James F. Pontuso's wonderfully clear, accessible, and provocative book challenges one of the orthodoxies of our time. It has become conventional wisdom that virtue—the fundamental distinction between right and wrong, good and evil—has no support in human nature or in the order of things.
In Nature's Virtue, the Charles Patterson Professor of Government and Foreign Affairs at Hampden-Sydney College (a friend and a longtime intellectual sparring partner) argues that virtue has largely lost its luster. The Left identifies it with dogmatism and unjustified privilege; libertarians too often confuse it with an assault on individual freedom; postmodernists ridicule it for its "binary distinctions" and allegedly heavy-handed moral appeals; and deconstructionists see it as no more than "linguistic and social constructions" that justify the oppression of the weak by the strong.
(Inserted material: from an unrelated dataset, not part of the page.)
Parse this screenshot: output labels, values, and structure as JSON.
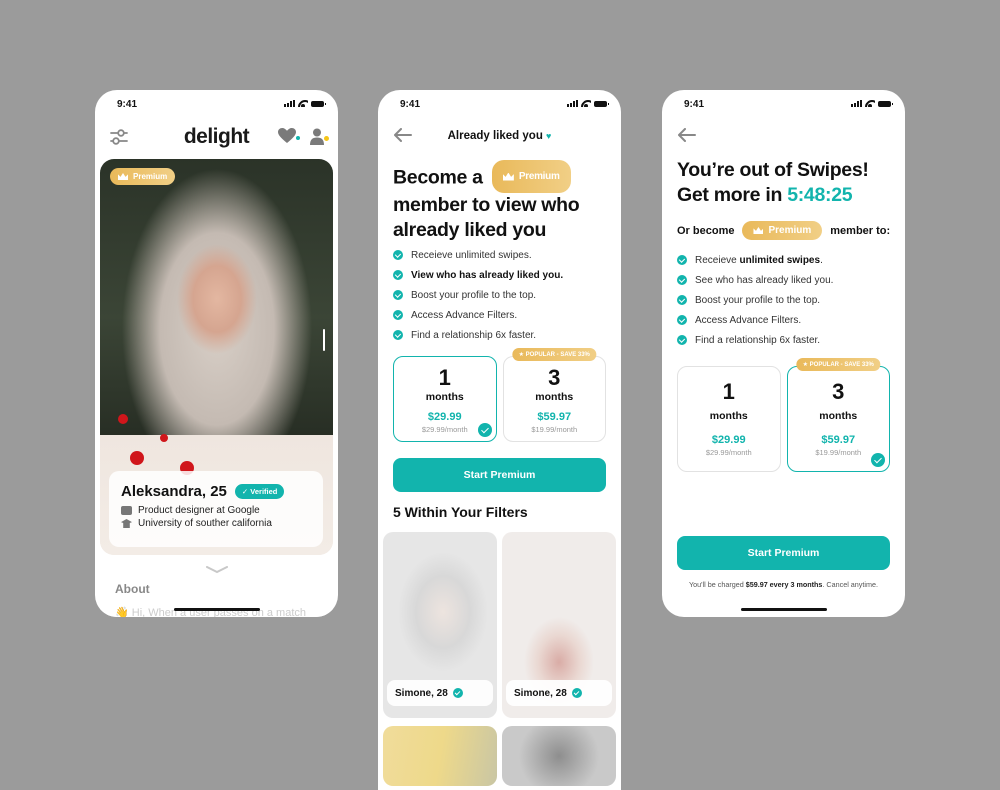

Feminists predictably identify virtue with male domination and the omnipresent threat of patriarchy.